▸ What to work on:
Search the listing below for the string "Shell", then copy every line it appears in.

-*-*-

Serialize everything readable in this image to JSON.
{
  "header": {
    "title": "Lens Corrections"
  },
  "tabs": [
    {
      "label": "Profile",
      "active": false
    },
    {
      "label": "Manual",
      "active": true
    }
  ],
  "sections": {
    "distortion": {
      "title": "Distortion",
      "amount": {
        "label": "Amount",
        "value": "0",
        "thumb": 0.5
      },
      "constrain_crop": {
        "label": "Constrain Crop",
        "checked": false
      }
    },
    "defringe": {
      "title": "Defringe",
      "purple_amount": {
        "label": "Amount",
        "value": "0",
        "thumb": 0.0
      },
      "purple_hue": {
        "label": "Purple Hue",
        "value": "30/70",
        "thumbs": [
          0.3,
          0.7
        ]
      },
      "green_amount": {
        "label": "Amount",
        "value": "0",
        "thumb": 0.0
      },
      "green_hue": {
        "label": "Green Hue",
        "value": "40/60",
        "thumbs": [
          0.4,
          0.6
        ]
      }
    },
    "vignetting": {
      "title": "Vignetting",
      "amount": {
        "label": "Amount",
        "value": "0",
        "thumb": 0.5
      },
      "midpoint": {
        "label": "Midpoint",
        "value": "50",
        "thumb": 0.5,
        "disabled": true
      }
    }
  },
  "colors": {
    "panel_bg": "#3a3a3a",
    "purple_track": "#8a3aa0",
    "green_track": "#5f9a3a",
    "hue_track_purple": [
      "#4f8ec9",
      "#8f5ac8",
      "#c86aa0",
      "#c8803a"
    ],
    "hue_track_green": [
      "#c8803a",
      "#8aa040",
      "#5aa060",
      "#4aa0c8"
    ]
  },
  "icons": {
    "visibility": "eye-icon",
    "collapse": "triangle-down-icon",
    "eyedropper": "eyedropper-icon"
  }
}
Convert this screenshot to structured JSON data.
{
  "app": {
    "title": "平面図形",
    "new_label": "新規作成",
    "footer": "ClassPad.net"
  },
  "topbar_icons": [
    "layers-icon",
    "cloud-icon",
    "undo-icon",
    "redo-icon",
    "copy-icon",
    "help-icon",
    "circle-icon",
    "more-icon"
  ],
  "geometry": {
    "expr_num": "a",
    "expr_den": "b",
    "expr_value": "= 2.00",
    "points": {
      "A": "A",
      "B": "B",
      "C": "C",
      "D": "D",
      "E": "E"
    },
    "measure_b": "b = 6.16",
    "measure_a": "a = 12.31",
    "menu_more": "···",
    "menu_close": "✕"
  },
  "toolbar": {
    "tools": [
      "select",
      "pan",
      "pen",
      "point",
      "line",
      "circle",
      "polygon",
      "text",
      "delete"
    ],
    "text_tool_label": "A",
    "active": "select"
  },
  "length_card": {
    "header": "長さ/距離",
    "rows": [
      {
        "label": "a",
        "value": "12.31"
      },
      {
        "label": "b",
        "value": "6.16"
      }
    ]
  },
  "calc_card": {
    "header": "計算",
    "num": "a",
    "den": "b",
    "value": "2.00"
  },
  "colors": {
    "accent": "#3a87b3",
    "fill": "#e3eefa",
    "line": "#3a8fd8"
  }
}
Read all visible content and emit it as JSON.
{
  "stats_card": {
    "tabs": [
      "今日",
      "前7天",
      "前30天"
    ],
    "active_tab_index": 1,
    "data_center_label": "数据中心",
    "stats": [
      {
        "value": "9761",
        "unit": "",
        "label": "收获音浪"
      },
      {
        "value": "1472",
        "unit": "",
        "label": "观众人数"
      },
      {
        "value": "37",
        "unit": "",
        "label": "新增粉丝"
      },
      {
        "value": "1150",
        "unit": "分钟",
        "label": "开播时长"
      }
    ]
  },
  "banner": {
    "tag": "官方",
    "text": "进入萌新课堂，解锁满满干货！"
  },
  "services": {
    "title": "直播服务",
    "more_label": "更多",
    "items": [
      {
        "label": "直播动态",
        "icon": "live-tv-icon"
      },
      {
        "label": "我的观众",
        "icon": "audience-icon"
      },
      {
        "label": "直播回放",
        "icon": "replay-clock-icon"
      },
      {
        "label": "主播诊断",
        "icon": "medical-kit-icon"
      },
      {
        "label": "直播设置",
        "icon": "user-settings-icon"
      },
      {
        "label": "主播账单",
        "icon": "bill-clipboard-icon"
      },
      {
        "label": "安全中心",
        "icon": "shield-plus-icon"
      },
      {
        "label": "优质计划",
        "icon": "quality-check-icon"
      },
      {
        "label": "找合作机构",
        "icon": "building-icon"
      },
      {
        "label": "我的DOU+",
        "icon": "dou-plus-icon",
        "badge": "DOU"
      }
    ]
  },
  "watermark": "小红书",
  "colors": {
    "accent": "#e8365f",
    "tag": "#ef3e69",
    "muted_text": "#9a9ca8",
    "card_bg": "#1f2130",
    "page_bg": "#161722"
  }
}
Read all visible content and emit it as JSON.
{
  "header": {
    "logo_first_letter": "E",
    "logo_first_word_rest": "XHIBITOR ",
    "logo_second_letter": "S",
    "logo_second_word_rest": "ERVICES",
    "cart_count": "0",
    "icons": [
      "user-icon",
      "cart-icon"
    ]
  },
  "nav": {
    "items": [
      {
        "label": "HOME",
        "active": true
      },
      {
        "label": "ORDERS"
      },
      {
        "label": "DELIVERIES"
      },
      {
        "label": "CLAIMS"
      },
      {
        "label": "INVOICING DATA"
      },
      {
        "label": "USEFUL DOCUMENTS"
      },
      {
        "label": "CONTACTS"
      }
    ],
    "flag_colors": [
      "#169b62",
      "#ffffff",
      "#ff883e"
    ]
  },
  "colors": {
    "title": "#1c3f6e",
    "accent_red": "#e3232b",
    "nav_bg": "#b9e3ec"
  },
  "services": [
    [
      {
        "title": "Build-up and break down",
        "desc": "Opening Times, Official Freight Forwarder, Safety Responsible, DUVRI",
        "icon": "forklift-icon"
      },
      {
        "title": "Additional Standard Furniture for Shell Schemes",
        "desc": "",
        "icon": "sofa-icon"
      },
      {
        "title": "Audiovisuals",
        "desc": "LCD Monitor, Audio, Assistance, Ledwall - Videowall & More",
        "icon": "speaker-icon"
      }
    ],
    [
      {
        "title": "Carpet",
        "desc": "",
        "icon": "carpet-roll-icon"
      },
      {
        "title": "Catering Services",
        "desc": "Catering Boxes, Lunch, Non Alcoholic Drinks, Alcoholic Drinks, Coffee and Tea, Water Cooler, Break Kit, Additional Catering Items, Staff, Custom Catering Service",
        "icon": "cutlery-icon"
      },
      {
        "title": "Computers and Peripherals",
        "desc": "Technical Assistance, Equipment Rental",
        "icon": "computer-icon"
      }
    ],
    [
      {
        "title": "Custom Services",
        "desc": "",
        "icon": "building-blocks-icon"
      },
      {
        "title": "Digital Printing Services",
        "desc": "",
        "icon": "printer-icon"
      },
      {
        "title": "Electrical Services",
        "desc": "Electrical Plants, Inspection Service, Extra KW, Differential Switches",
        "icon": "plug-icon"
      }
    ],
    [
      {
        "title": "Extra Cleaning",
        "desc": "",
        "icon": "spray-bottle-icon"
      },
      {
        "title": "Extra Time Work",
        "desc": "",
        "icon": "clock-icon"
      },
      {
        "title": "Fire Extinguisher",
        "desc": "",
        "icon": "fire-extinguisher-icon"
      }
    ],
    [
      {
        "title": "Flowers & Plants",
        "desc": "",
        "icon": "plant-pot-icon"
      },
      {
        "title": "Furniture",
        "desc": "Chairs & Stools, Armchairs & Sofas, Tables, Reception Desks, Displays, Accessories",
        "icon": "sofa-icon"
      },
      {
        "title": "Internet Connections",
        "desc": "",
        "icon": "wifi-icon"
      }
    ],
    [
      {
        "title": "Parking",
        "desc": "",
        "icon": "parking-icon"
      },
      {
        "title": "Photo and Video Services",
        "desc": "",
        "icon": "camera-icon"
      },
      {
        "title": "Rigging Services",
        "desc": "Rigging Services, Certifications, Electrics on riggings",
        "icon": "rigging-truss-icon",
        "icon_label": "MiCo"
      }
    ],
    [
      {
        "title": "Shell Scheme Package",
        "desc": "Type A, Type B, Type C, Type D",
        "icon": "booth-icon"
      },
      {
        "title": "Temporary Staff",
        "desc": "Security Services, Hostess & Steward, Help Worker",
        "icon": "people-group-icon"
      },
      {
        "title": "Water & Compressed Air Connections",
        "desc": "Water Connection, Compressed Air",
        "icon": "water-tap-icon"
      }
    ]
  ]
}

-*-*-

▸ Answer:
        "title": "Additional Standard Furniture for Shell Schemes",
        "title": "Shell Scheme Package",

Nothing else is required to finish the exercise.